One recommendation to help us all in this process is for the state to disseminate an annual report on the Lawrence effort. This is something that is required of charter schools. Charters have to submit annual reports based on goals they set. Charters often include in their reports evaluations of their fidelity to the charter (mission and operating plan), academic program success, organizational viability and financial oversight. Such reports set out clear accountability plans and missions, performance metrics in English, math, writing, science, college preparation, SAT scores, and college success. They include metrics on instruction and methods for program evaluation, goals for school culture, metrics on attrition, the school environment, and more.

So far the receivership has set goals compared to other older industrialized cities and some additional measures. But let’s state clearly what we are after. The receiver has started down this path. But here are some perhaps more general goals any well-intentioned person would agree with, followed by basic ways to measure change:

Are the children in the city of Lawrence far better served (not just a little better served)?

  • What percentage of the students (and in what grades) will be advanced, proficient, needing improvement or failing on the MCAS?
  • What improvement in attendance will we see?
  • What percentage increase in the number of graduating seniors admitted to 2- and 4-year colleges?
  • How much will the dropout rate go down? (I have a strong feeling this will be improved given that Phoenix Charter Academy is helping on this issue.)

How supportive will the school environment be to great teachers and newer teachers

  • What percentage of the teachers will be using curricula aligned with the state’s frameworks?
  • How many teacher observations will principals make?

How will the school environment and school culture improve? (On this issue, the LPS could learn a lot from its new partner, the MATCH Schools, which focus strongly on positive behavior.)

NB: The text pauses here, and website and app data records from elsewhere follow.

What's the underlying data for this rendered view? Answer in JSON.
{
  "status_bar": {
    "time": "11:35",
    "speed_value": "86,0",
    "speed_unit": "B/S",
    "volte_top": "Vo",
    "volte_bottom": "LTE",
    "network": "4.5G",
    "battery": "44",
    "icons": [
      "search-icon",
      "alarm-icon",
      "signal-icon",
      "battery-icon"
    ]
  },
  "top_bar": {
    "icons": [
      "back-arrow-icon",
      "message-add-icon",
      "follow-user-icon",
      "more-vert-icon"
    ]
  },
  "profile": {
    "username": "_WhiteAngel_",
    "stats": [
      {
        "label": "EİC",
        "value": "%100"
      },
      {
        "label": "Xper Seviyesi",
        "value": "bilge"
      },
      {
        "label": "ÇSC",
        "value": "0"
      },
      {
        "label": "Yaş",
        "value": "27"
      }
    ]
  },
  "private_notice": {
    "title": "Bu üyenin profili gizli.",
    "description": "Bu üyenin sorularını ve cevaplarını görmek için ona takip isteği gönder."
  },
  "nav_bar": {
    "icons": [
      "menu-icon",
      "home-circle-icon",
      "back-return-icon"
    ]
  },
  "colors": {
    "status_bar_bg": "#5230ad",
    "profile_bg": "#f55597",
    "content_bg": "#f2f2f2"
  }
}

  • Why not track behavior metrics such as the number of fights per year?
  • How many weapons or drugs violations will there be after three years?
  • Will there be annual reductions in incidents of vandalism?
  • How about reaching for lower daily absenteeism – something well below the Boston Public Schools double-digit rate?

Lawrence is a reform effort to be watched. Let’s do the kids justice and give them and their families clear goals. The fact is that already within three years we will be able to see trend lines – and numbers will allow us to adjust the plan if it is not achieving the kind of success we all want.

We chose not to take the path New Orleans did after Katrina. They have a record – and we will too. Would we have been better off recruiting our best charter operators for this challenge? Would student outcomes have differed significantly?

Time will tell. I simply hope we have the courage to look at the data squarely and make good judgements. Families and kids in Lawrence are investing a lot in this effort: 3 years is a quarter of a kid’s public school life.

Crossposted at’s Rock the Schoolhouse blog. Follow me on twitter at @jimstergios, or visit Pioneer’s website.